Cannonball is on a few recordings with Miles and Trane, including the watershed record “Kind of Blue”. He leaves to start his own band which is really one of the most successful groups in jazz. I really admire Cannonball’s approach. His music is accessible and swings harder than almost anything, but contains an incredible amount of substance.
The great sextet led by Cannonball featured the multi-instrumentalist, Yousef Lateef, October 9, 1920 – December 23, 2013, and Austrian pianist Joe Zawinul, July 7, 1932 – September 11, 2007. Both of these men contributed to Jazz throughout their lives. Zawinul would go on to form the 70s iconic fusion band, Weather Report.
George Duke later plays in the band and he is followed by the amazing and insightful, although underrated and under respected, Hal Galper.

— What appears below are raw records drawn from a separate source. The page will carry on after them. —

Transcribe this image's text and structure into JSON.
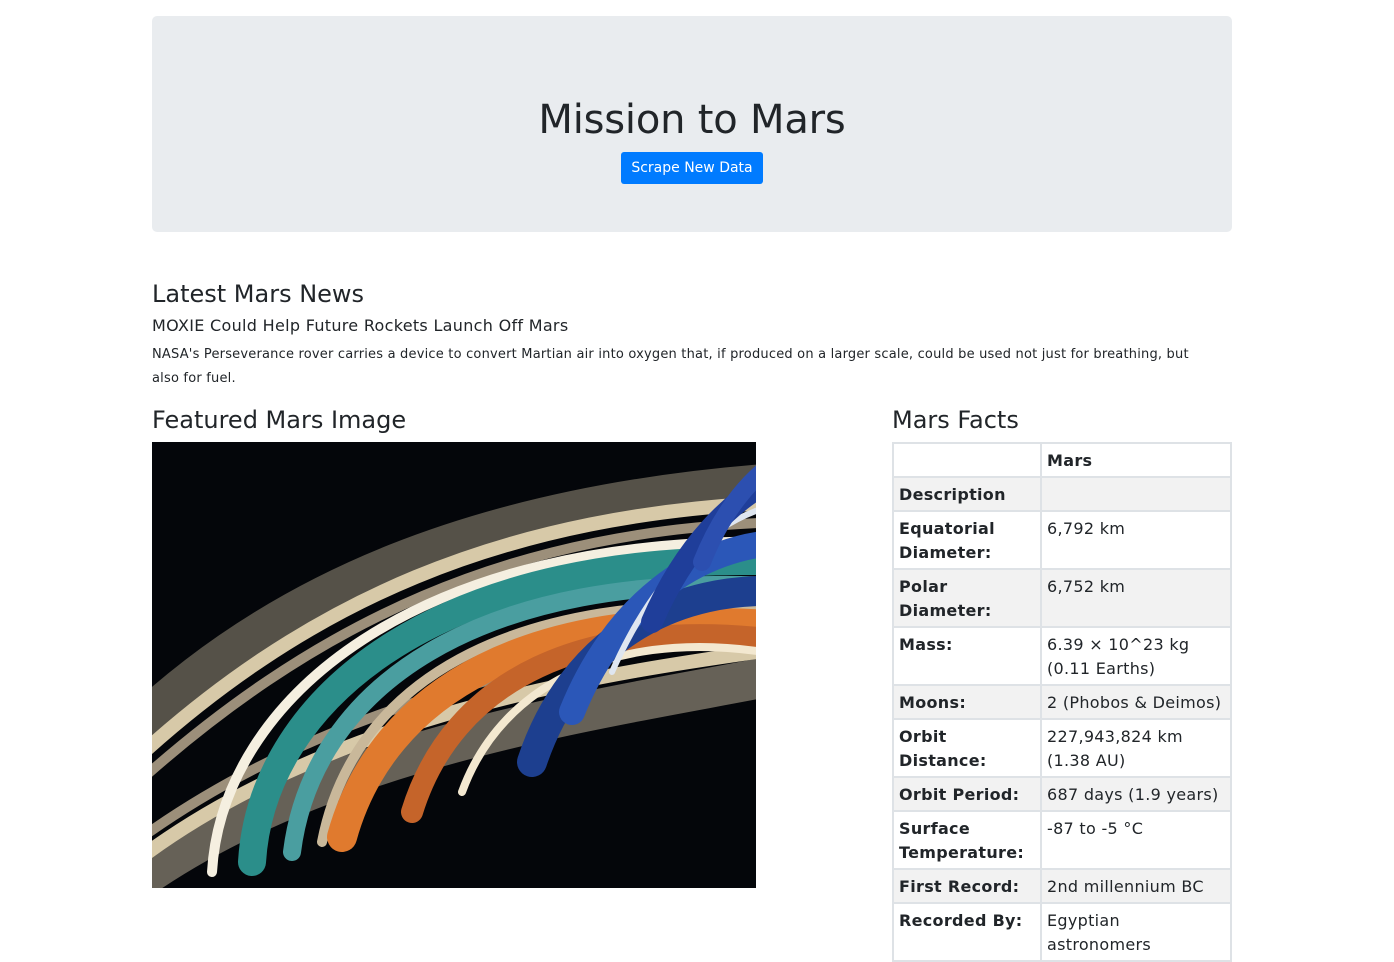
{
  "header": {
    "title": "Mission to Mars",
    "scrape_button": "Scrape New Data"
  },
  "news": {
    "section_title": "Latest Mars News",
    "headline": "MOXIE Could Help Future Rockets Launch Off Mars",
    "paragraph": "NASA's Perseverance rover carries a device to convert Martian air into oxygen that, if produced on a larger scale, could be used not just for breathing, but also for fuel."
  },
  "featured": {
    "section_title": "Featured Mars Image"
  },
  "facts": {
    "section_title": "Mars Facts",
    "header": [
      "",
      "Mars"
    ],
    "rows": [
      {
        "label": "Description",
        "value": ""
      },
      {
        "label": "Equatorial Diameter:",
        "value": "6,792 km"
      },
      {
        "label": "Polar Diameter:",
        "value": "6,752 km"
      },
      {
        "label": "Mass:",
        "value": "6.39 × 10^23 kg (0.11 Earths)"
      },
      {
        "label": "Moons:",
        "value": "2 (Phobos & Deimos)"
      },
      {
        "label": "Orbit Distance:",
        "value": "227,943,824 km (1.38 AU)"
      },
      {
        "label": "Orbit Period:",
        "value": "687 days (1.9 years)"
      },
      {
        "label": "Surface Temperature:",
        "value": "-87 to -5 °C"
      },
      {
        "label": "First Record:",
        "value": "2nd millennium BC"
      },
      {
        "label": "Recorded By:",
        "value": "Egyptian astronomers"
      }
    ]
  }
}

Hal Galper is one of the most important voices of descent in the jazz world today as well as being a brilliant pianist and excellent educator. He is an avid critic of the music industry and he is rarely, if ever, wrong.
There is much Cannonball to hear. He performed extensively until his death in 1975. Its all good. But we cant leave Cannonball without hearing his “hit.” Here’s a tune Im sure that nearly every musician who reads this has played….
But there are too many alto players for one diary
Oh…and pure nepotism…here’s a good friend of mine. He’s in Rome this weekend performing with trombonist Steve Turre: Bruce Williams.
Remember, there are probably excellent Jazz musicians who live near you. Go and see them play! Thanks again everyone, I am really really happy with how these diaries have been turning out. I know so many good musicians that Im going to start putting up random videos of some of them in the coming weeks and I do encourage everyone to post clips of themselves playing and/or of your friends. Just please keep it to Jazz and keep the funk beats and distorted guitars to a minimum (there will be a fusion diary or three eventually and a “smooth jazz” diary never).